Re: [fukuoka_farming] Re: Right on Mike!
- . I don't know about my
> blackberries, though. They don't seem particularly happy with theIn an established blacberry patch in nature ,there is not one weed among
> weeds. >
them ,they makes sure to shade the aera fully . and they know how to take
over grassy aeras.
somebody wanted a solution for couch grass here we have one and very
productive by the way .
a black berry patch is a wonderfull start for a vegetable garden ,
beautifull earth free of weeds , you still have to work on cutting them back
as they resprout.
Tell me more about the strawberries in the weeds. I just pulled some
weeds from around my strawberries today. I noticed the stems were
getting taller and the plants seem sturdier than the ones I have
growing in the non-weedy place. I wasn't sure if it was the
difference in the varieties. I have Sequoia growing by themselves,
Quintana in the new bed amongst the weeds, and a native growing in
the dark under the redbud.
Glad to hear about the peppers, too. I was just about to try
planting some bell peppers in the shade of the hackberries. The
pomegranate seems to like it there.
--- In firstname.lastname@example.org, "Gloria C. Baikauskas"
> Letting my strawberries stay almost buried in the weeds that cameup
> around them was the best thing I have ever done for them. Mike andI
> have talked about this before......that weeds seem to help thingsin
> like fruits....and probably veggies, too. I don't know about my
> blackberries, though. They don't seem particularly happy with the
> weeds. Not sure why. My two remaining grapes are barely visible
> the weeds. My worst enemy is well-meaning friends and family whothe
> come over and decide they will weed for me. It is difficult to get
> people to understand neat and tidy is not always the best way.
> I have been experimenting both with leaving the weeds, and with
> pulling weeds in successive time periods to build a thatch in areas
> already in a bed situation. I suspect that leaving the weeds is
> best way. It looks rough, but then I tell everyone it looks likeno
> gardener lives here anyway.by
> Robert, I have been growing tomatoes on the edge of shade for years
> now with great success. Also peppers seem to not mind the shade.
> The trick is to have some sun hit them during the day by choosing
> where at the edge of the tree (still in mostly shade). I do this
> watching the path of the sun. If you can hit the right spot on thework
> edge of the shade they will do fine. I don't know if that will
> in a cooler climate than we live (Texas and Louisiana). Of courseI
> am using single trees in this endeavor. There were no trees herehad
> when we moved in seven years ago. With the drought years I have
> to limit the number of trees I plant in a year. The shade helps toclimate,
> prevent cracking that occurs in tomatoes in the heat of our

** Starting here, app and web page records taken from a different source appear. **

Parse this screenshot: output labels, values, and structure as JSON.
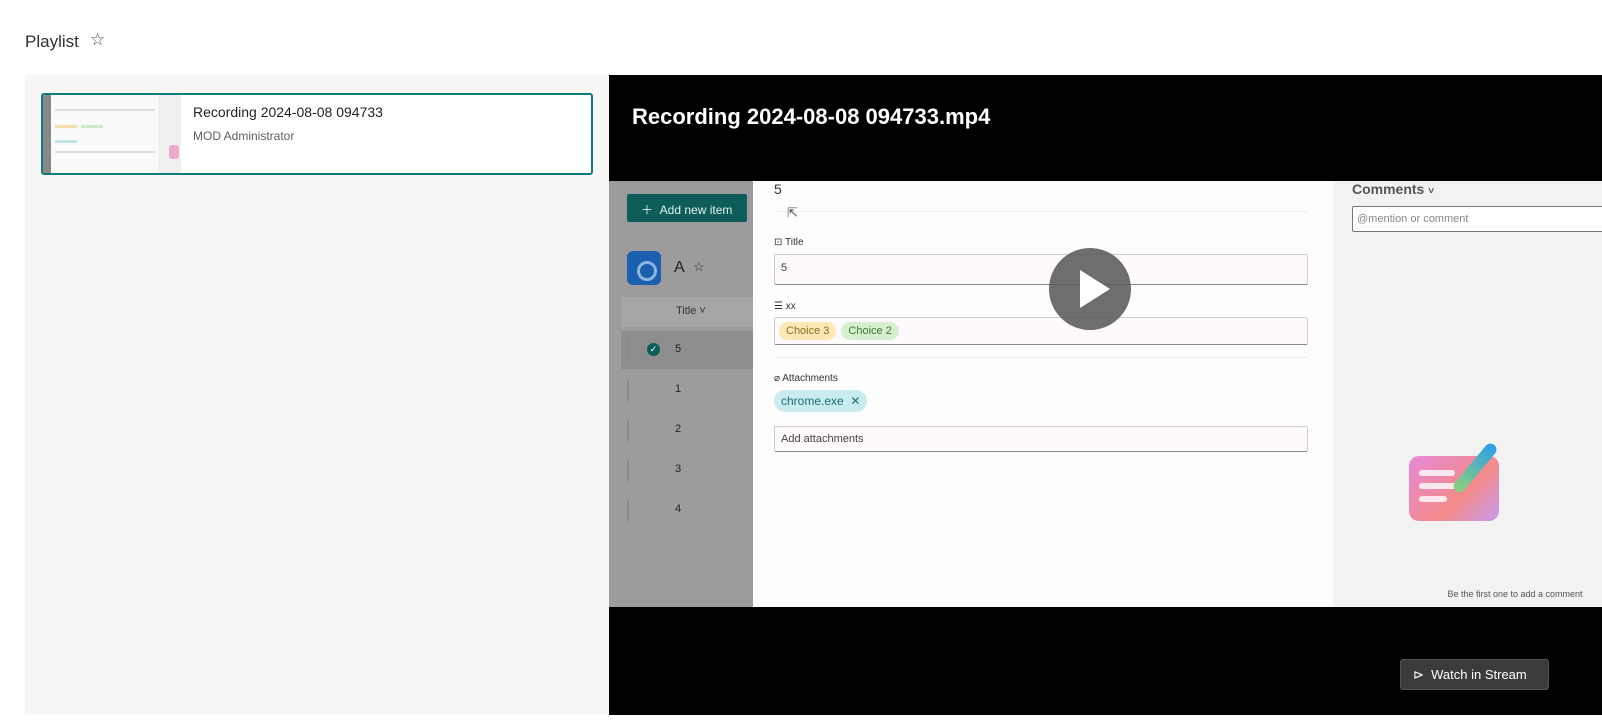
{
  "page": {
    "title": "Playlist",
    "favorite_icon": "star-outline-icon"
  },
  "playlist": {
    "items": [
      {
        "title": "Recording 2024-08-08 094733",
        "author": "MOD Administrator",
        "selected": true
      }
    ]
  },
  "player": {
    "title": "Recording 2024-08-08 094733.mp4",
    "play_icon": "play-icon",
    "watch_label": "Watch in Stream",
    "frame": {
      "add_new_item": "Add new item",
      "site_name": "A",
      "column_header": "Title",
      "rows": [
        "5",
        "1",
        "2",
        "3",
        "4"
      ],
      "item_heading": "5",
      "title_label": "Title",
      "title_value": "5",
      "xx_label": "xx",
      "choices": [
        {
          "label": "Choice 3",
          "color": "#fde7b5"
        },
        {
          "label": "Choice 2",
          "color": "#d6f0cf"
        }
      ],
      "attachments_label": "Attachments",
      "attachment_file": "chrome.exe",
      "add_attachments": "Add attachments",
      "comments_title": "Comments",
      "comment_placeholder": "@mention or comment",
      "comments_empty": "Be the first one to add a comment"
    }
  },
  "colors": {
    "accent": "#0f7b83"
  }
}
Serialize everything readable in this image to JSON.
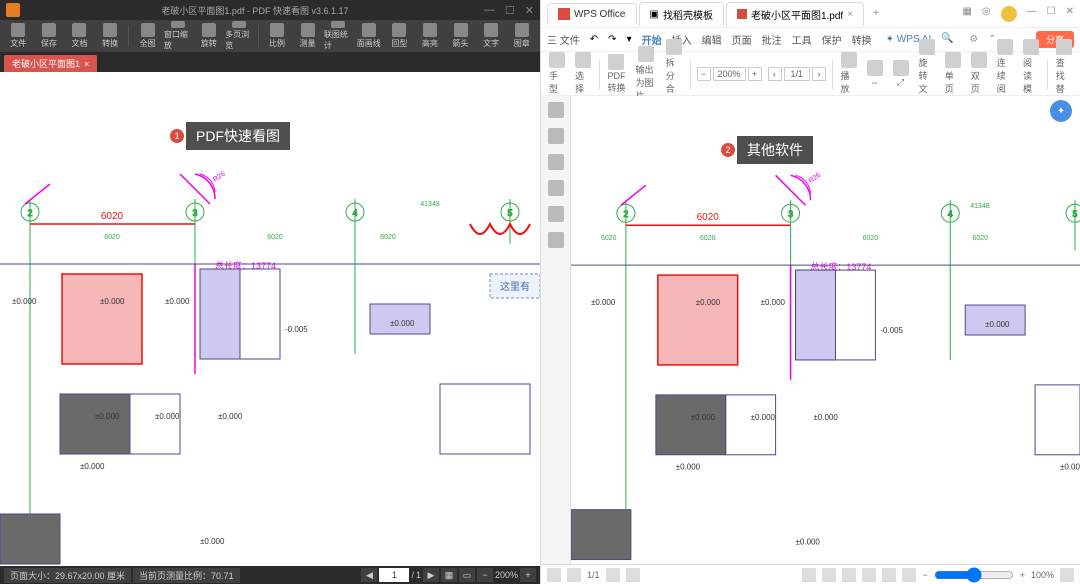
{
  "left": {
    "title": "老破小区平面图1.pdf - PDF 快速看图 v3.6.1.17",
    "toolbar": [
      "文件",
      "保存",
      "文档",
      "转换",
      "全图",
      "窗口缩放",
      "旋转",
      "多页浏览",
      "比例",
      "测量",
      "联图统计",
      "面画线",
      "回型",
      "高亮",
      "箭头",
      "文字",
      "图章"
    ],
    "tab": "老破小区平面图1",
    "status_size": "页面大小：29.67x20.00 厘米",
    "status_scale": "当前页测量比例：70.71",
    "page": "1",
    "total": "1",
    "zoom": "200%",
    "badge_num": "1",
    "badge_text": "PDF快速看图"
  },
  "right": {
    "tabs": {
      "wps": "WPS Office",
      "clip": "找稻壳模板",
      "doc": "老破小区平面图1.pdf"
    },
    "file_menu": "三 文件",
    "menus": [
      "开始",
      "插入",
      "编辑",
      "页面",
      "批注",
      "工具",
      "保护",
      "转换"
    ],
    "ai": "WPS AI",
    "share": "分享",
    "tool_row1": {
      "hand": "手型",
      "select": "选择",
      "convert": "PDF转换",
      "export_img": "输出为图片",
      "split": "拆分合并",
      "play": "播放",
      "rotate": "旋转文档",
      "single": "单页",
      "double": "双页",
      "continuous": "连续阅读",
      "read_mode": "阅读模式",
      "find_replace": "查找替换"
    },
    "zoom": "200%",
    "page": "1/1",
    "badge_num": "2",
    "badge_text": "其他软件",
    "status_page": "1/1",
    "status_zoom": "100%"
  },
  "drawing": {
    "grid_marks": [
      "2",
      "3",
      "4",
      "5"
    ],
    "dim_6020": "6020",
    "dims_small": "6020",
    "dim_413x8": "41348",
    "total_len_label": "总长度：",
    "total_len_val": "13774",
    "elev_0": "±0.000",
    "elev_neg": "-0.005",
    "note_here": "这里有",
    "r26_label": "R26"
  }
}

> as well as continues pollination and flowering necessary forare
> continued production which ordinarily stops here when the nights
> over 85 degrees F.
- --- In email@example.com, "EponaLady" <eponalady@y...>
> Gloria,growing by themselves,
> Tell me more about the strawberries in the weeds. I have Sequoia
> Quintana in the new bed amongst the weeds, and a native growing inHeather, I am growing the very same varieties of strawberries as you
> the dark under the redbud.
are. The strawberries before I let them grow in the weeds were small
and didn't ever seem to grow.......They certainly never put out any
baby plants. These with the weeds are as you said....the stems are
strong with much larger leaves. The fruits are larger, too, and
probably sweeter. Can't say in comparison now because I let them all
go to the weeds this year. This bed is what I set up to be my puzzle
garden in which I used stepping stones to act as the lines in a
jigsaw puzzle planting on both sides of the broken lines (stepping
stones) the same plants so that it would truly look like jigsaw
puzzle pieces. I like to use strawberries as edge plants in my beds
for a few reasons, not the least of which is that it provides a
healthy snack for my grandson now, and my son when he was growing
up. The leaves of the strawberries add iron to the soil, too.
These strawberries have been in this set of beds for two complete
years, this season being their third there.
I am glad to see someone else sharing this grand experience. It
makes me feel so much better to know I am not chasing rainbows with
this effort. I still have not purchased the book....and I am
forgetting the name here right now......that tells you what the soil
is lacking.....or getting...from the weeds growing in it. It is next
on my list at Amazon.com, though.....on my wish list.